Hmm, wow, I feel kind of—off?…yeah, kind of low….yes, that’s it…it started during that call with Kevin.

If you’re not sure how you feel, you can say to yourself,

I feel great right now. Everything is great.

Then sense if that feels true. If there is any way in which it is not true, acknowledge that.

Step 2: Describe what is here

As you stay with the “off” feeling from that phone call with Kevin, begin to describe more specifically how and where you feel “off.” Let’s say you sense that your stomach feels not-right.

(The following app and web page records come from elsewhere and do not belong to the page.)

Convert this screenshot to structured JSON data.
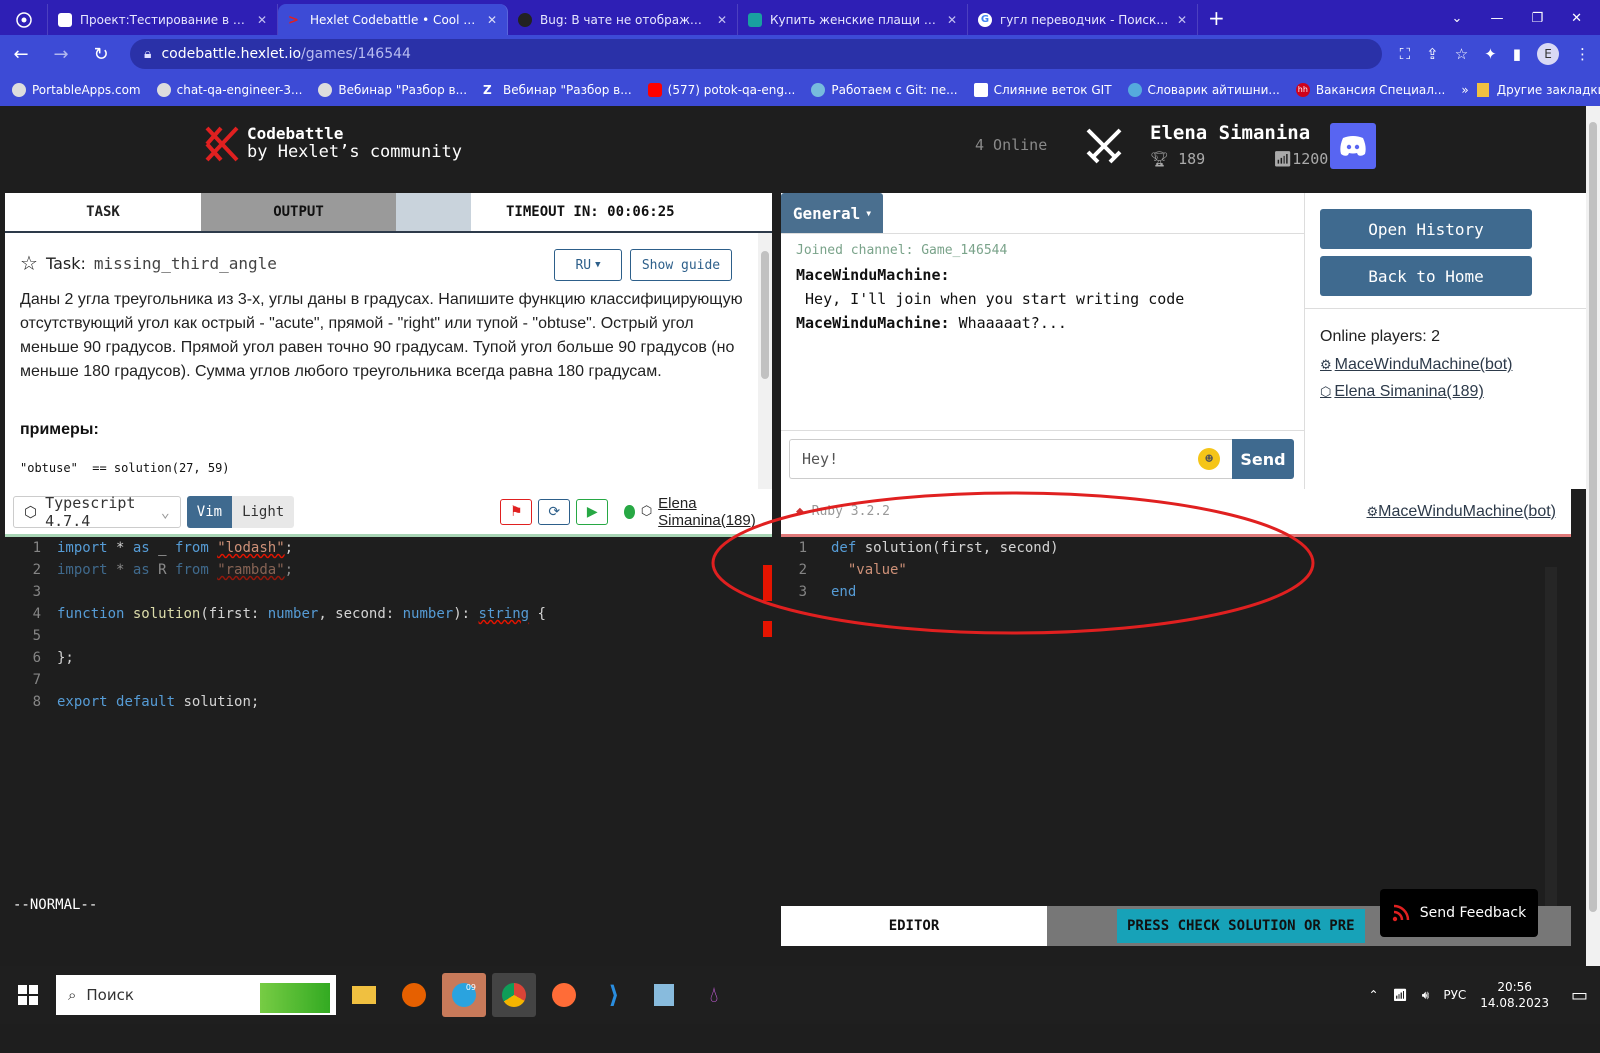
{
  "browser": {
    "tabs": [
      {
        "title": "Проект:Тестирование в продак",
        "fav_color": "#ffffff",
        "active": false
      },
      {
        "title": "Hexlet Codebattle • Cool game",
        "fav_color": "#e02020",
        "active": true
      },
      {
        "title": "Bug: В чате не отображаются сл",
        "fav_color": "#222222",
        "active": false
      },
      {
        "title": "Купить женские плащи и тренч",
        "fav_color": "#19a0a0",
        "active": false
      },
      {
        "title": "гугл переводчик - Поиск в Goo",
        "fav_color": "#ffffff",
        "active": false
      }
    ],
    "address": {
      "host": "codebattle.hexlet.io",
      "path": "/games/146544"
    },
    "profile_initial": "E",
    "bookmarks": [
      "PortableApps.com",
      "chat-qa-engineer-3...",
      "Вебинар \"Разбор в...",
      "Вебинар \"Разбор в...",
      "(577) potok-qa-eng...",
      "Работаем с Git: пе...",
      "Слияние веток GIT",
      "Словарик айтишни...",
      "Вакансия Специал..."
    ],
    "other_bookmarks": "Другие закладки"
  },
  "header": {
    "logo_line1": "Codebattle",
    "logo_line2": "by Hexlet’s community",
    "online": "4 Online",
    "user_name": "Elena Simanina",
    "user_score": "189",
    "user_rating": "1200"
  },
  "task_panel": {
    "tab_task": "TASK",
    "tab_output": "OUTPUT",
    "timeout": "TIMEOUT IN: 00:06:25",
    "task_label": "Task:",
    "task_name": "missing_third_angle",
    "lang_button": "RU",
    "guide_button": "Show guide",
    "description": "Даны 2 угла треугольника из 3-х, углы даны в градусах. Напишите функцию классифицирующую отсутствующий угол как острый - \"acute\", прямой - \"right\" или тупой - \"obtuse\". Острый угол меньше 90 градусов. Прямой угол равен точно 90 градусам. Тупой угол больше 90 градусов (но меньше 180 градусов). Сумма углов любого треугольника всегда равна 180 градусам.",
    "examples_title": "примеры:",
    "example_line": "\"obtuse\"  == solution(27, 59)"
  },
  "chat": {
    "channel": "General",
    "joined": "Joined channel: Game_146544",
    "messages": [
      {
        "author": "MaceWinduMachine:",
        "text": " Hey, I'll join when you start writing code"
      },
      {
        "author": "MaceWinduMachine:",
        "text": "Whaaaaat?..."
      }
    ],
    "input_value": "Hey!",
    "send_label": "Send"
  },
  "right_column": {
    "open_history": "Open History",
    "back_home": "Back to Home",
    "online_players_label": "Online players: 2",
    "players": [
      "MaceWinduMachine(bot)",
      "Elena Simanina(189)"
    ]
  },
  "left_editor": {
    "language": "Typescript 4.7.4",
    "vim_label": "Vim",
    "light_label": "Light",
    "player": "Elena Simanina(189)",
    "status": "--NORMAL--",
    "line_numbers": [
      "1",
      "2",
      "3",
      "4",
      "5",
      "6",
      "7",
      "8"
    ]
  },
  "right_editor": {
    "language": "Ruby 3.2.2",
    "player": "MaceWinduMachine(bot)",
    "line_numbers": [
      "1",
      "2",
      "3"
    ],
    "editor_tab": "EDITOR",
    "press_text": "PRESS CHECK SOLUTION OR PRE"
  },
  "feedback": "Send Feedback",
  "taskbar": {
    "search_placeholder": "Поиск",
    "language": "РУС",
    "time": "20:56",
    "date": "14.08.2023",
    "badge": "09"
  },
  "colors": {
    "accent": "#3f6a8f",
    "browser_frame": "#3d4bd6",
    "annotation": "#e02020"
  }
}
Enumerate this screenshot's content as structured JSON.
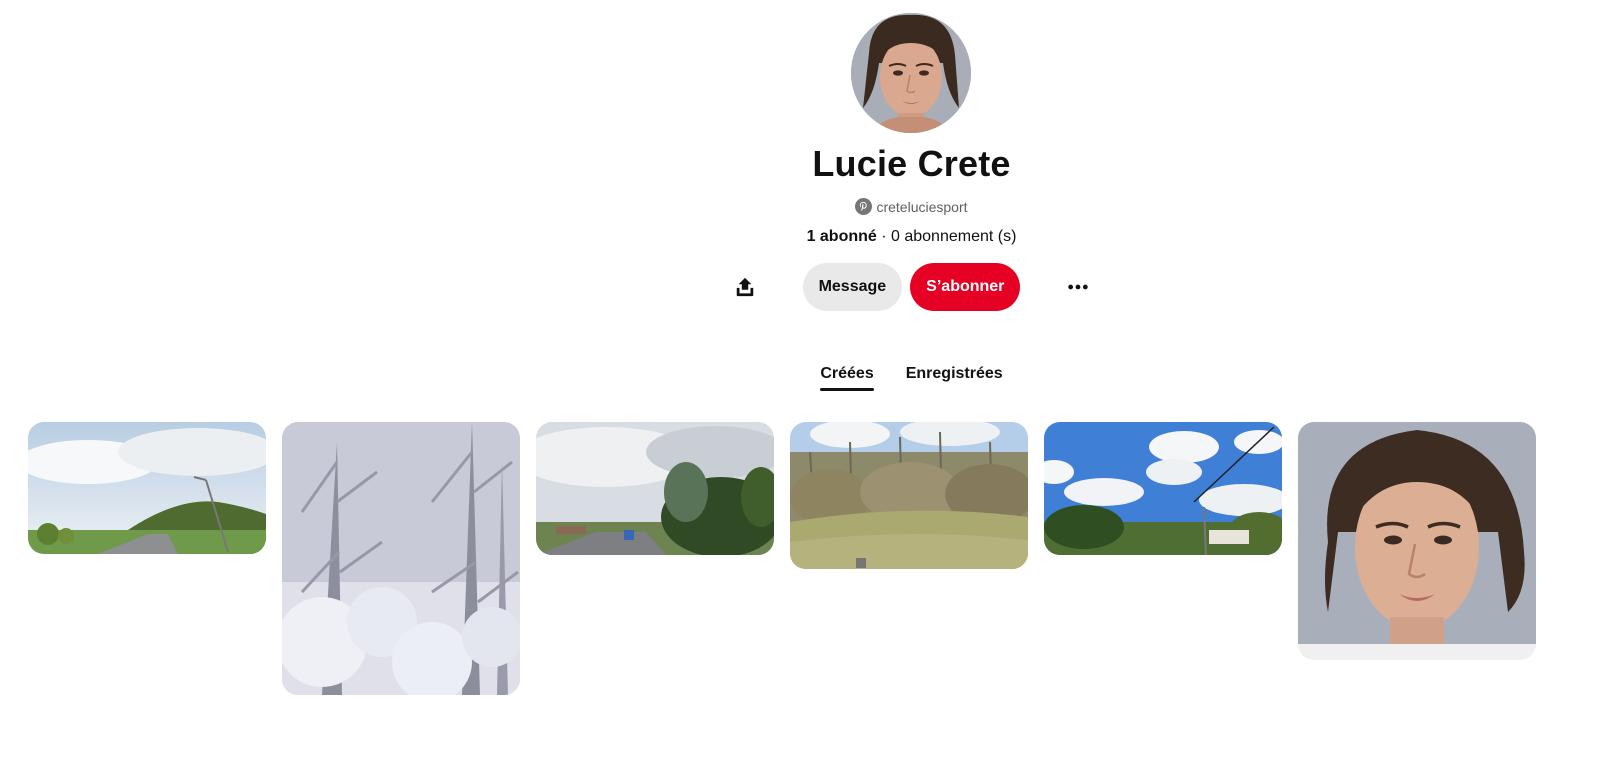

Describe what you feel, like this:

I’m sensing something in my stomach that feels…hmmm… prickly…and jumpy…

Now there is a bigger “you” here, sensing the “something” in your stomach (or wherever you sense it): the “I” in “I’m sensing.” From this bigger place in yourself, you can go on to the third step:

Step 3: Actively offer acceptance to this feeling

You don’t have to change or fix the prickly jumpy feeling. Just be with it. You can say,

I’m sensing if it is OK to let this be just as it is, for as long as it needs to…

This simple, powerful act offers your inner world exactly what it needs: radical acceptance. If another part of you pops up that doesn’t want to let the first feeling be as it is, then go back to Step 1 with this new part: notice it, describe it, offer it space to be as it needs to be:

I’m noticing a voice popped right up and said, “No way! I hate it when my stomach feels like this!”…I’m letting it know I hear it…seeing if it’s OK to let it be as it is, for as long as it needs to…

Step 4: Adopt an attitude of wondering

Wonder and curiosity are key elements of Self in Presence, that bigger “You” that can be with anything that comes up:

Hmm…I wonder what wants to be felt or known here…

You wonder, and you wait—but without expectation. This kind of wondering is different from the mental, analytical kind: it means you allow yourself to wait, curious, in a state of not-knowing.

Here we have another paradox: you wonder and you are curious, but you do not have an agenda. While this is hard to describe in words, it has a distinct feel to it which you will learn to recognize.

Repeat as needed

Any time you feel ashamed, stressed, anxious, or depressed, or catch yourself thinking or saying self-disparaging things, go through these four steps. Each time you do this, you shine light on the thoughts and beliefs that comprise your inner “decor.”

As you offer the presence of your bigger Self to these suffering inner parts of you, they will gradually release their grip. They will no longer determine your worldview. You will be better able to see the many positive aspects of your sensitivity.

As your self-disparaging thoughts fade, you will naturally move up to the higher levels of HSP cultural awareness that Jacqueline Strickland describes: acknowledging, affirming, and eventually promoting your trait. You will feel less anxiety, overwhelm, and self-doubt, and more peace, happiness, and self-acceptance.

Where are you on the HSP cultural awareness journey? If shame is still a part of your wallpaper, remember that you can melt your shame—simply by being with it. 

Thank you Kaitlyn (kaity.wyenberg@gmail.com) for the photo.
Note: An earlier version of this post appeared on January 25, 2016.